In fact, the project has already purchased 43,000 US Dollars’ worth of computers and tablets for the Central Statistical Office—which will be handed over ceremonially today.
Two—Development actors across sectors, including the private sector, have the knowledge and networks needed to formalise partnerships and collaborate on data and statistics.
We’ve already partnered with the Association of Chartered and Certified Accountants to train accountants to integrate SDG-related data into their companies’ reporting…
And just down the hall, a group of directors from some of the country’s largest companies have just completed a session on environment, social and governance—or ESG—reporting, which we facilitated with the American Chamber of Commerce.
Then, finally, Three—A strengthened environment to advance the legislative agenda for data and statistics.

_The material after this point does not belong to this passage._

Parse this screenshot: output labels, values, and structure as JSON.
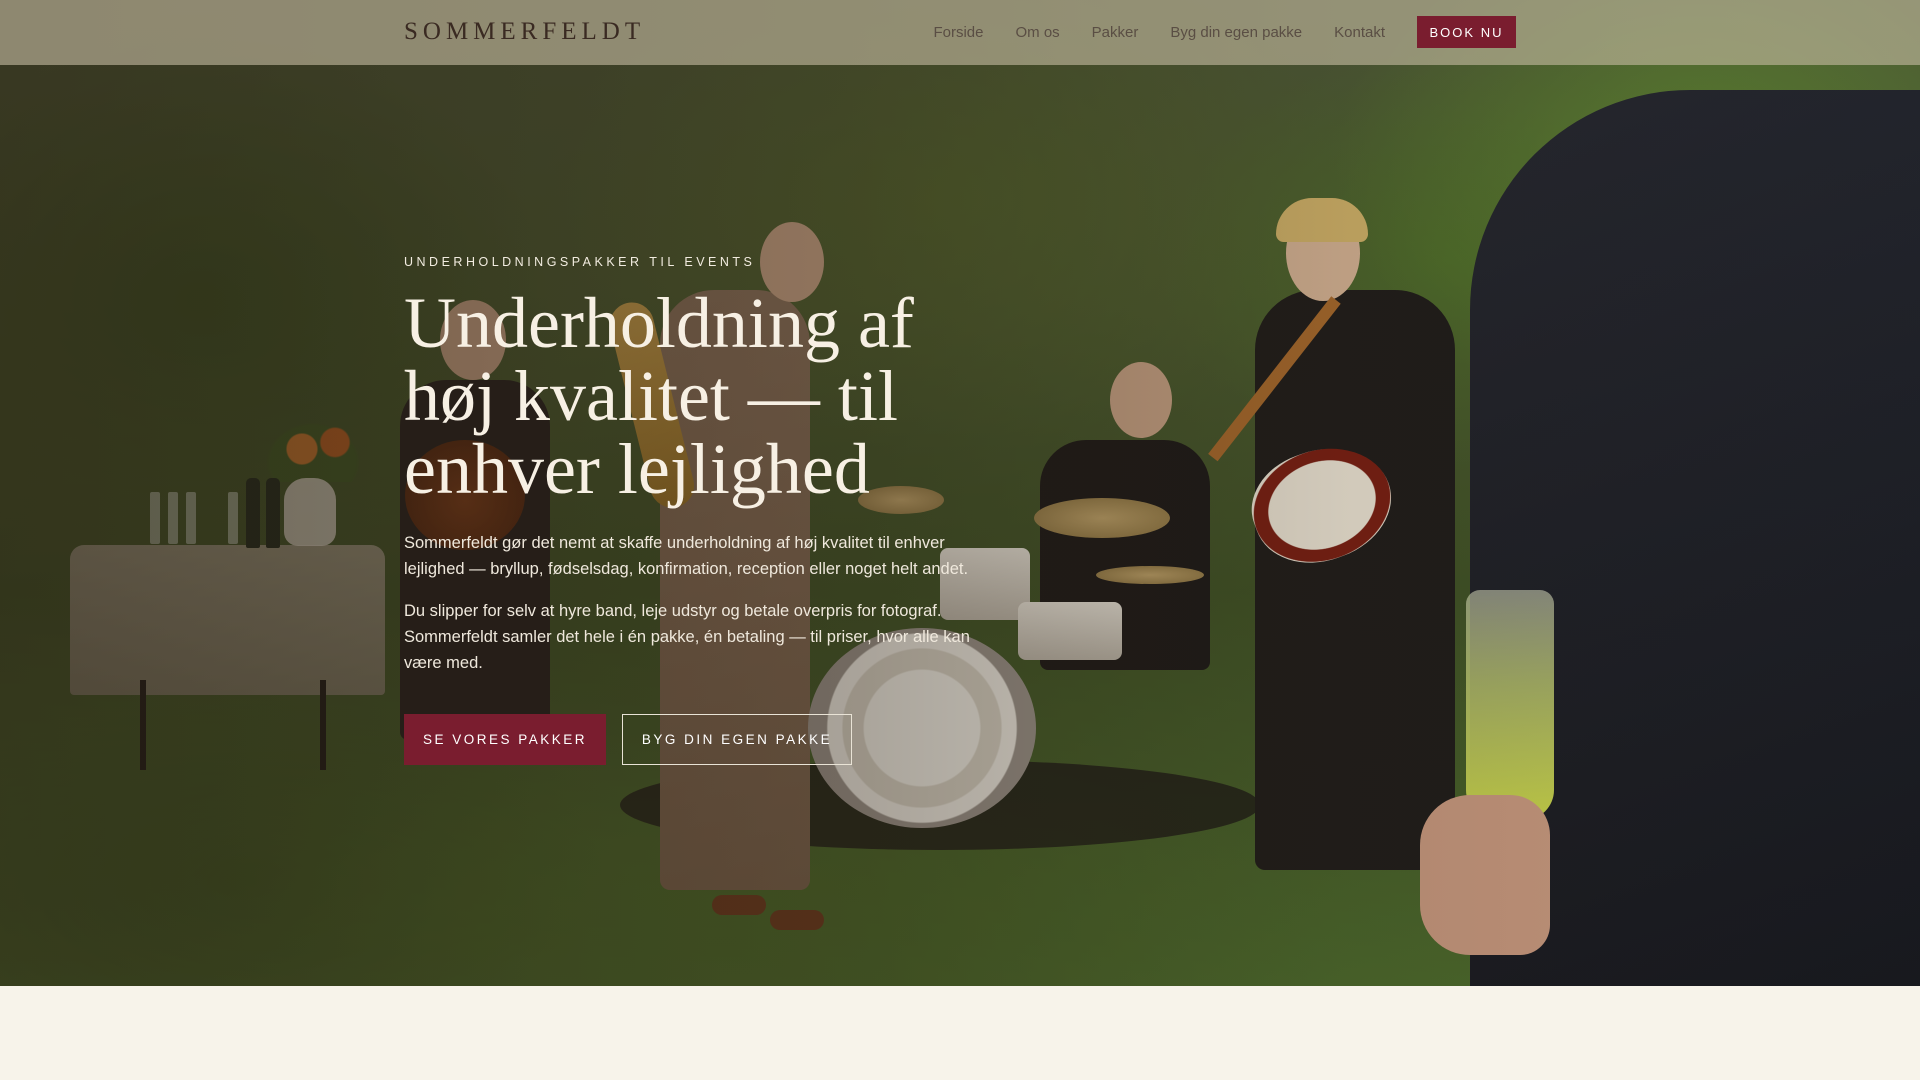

This will be accomplished through Masterclass-style sessions with Parliamentarians and decision-makers like Permanent Secretaries and business leaders…
And a media campaign that will use the tricks of the advertising trade to make data and statistics less mysterious among the wider population—and a bigger part of the public discourse.
In closing, I want to thank the staff at the four UN agencies who developed this project, and who will implement it in the coming months: PAHO/WHO, ILO, UNEP and ECLAC…
The Joint SDG Fund typically gives grants to low-income countries—not to high-income ones like Trinidad and Tobago…
So a grant from the Fund to this country’s UN Country Team is testament to the brain power in, and the hard work off, these agencies.
Thanks, too, to the donor countries of the Joint SDG Fund.
Your contributions to Trinidad and Tobago’s development, individually and collectively via instruments like the Joint SDG Fund, are deeply appreciated.
I give you my word that your funds will have multiplier effects, and that the project’s benefits will far outweigh its cost.
Last, but not least, I want to thank the Honourable Minister of Planning and Development, the Ministry’s Permanent Secretary and Deputy Permanent Secretary, and the Director of the Central Statistical Office.
Honourable Minister, your fingerprints and those of your team cover so many of the UN’s accomplishments in the country.
We in the UN hope we can be as invaluable to your and your Government’s work as you are to ours.
I thank you for listening and wish you a good evening.